:: Work order ::
For each line of the data below that holds "name", copy the line.

:: Source material ::
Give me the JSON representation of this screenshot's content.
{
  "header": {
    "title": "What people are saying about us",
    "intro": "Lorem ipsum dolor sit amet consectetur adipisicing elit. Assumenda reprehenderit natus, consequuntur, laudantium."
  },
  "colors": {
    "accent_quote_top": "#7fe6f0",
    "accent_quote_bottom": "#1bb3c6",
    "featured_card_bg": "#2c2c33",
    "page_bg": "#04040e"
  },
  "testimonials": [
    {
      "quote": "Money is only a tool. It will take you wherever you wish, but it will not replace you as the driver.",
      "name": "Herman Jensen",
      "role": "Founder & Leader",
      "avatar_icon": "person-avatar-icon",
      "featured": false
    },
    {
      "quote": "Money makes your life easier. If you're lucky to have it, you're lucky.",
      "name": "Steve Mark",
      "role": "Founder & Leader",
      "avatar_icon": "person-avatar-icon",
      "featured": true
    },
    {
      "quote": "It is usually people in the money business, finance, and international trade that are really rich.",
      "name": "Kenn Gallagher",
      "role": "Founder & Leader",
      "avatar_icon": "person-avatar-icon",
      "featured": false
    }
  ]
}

:: Result below ::
      "name": "Herman Jensen",
      "name": "Steve Mark",
      "name": "Kenn Gallagher",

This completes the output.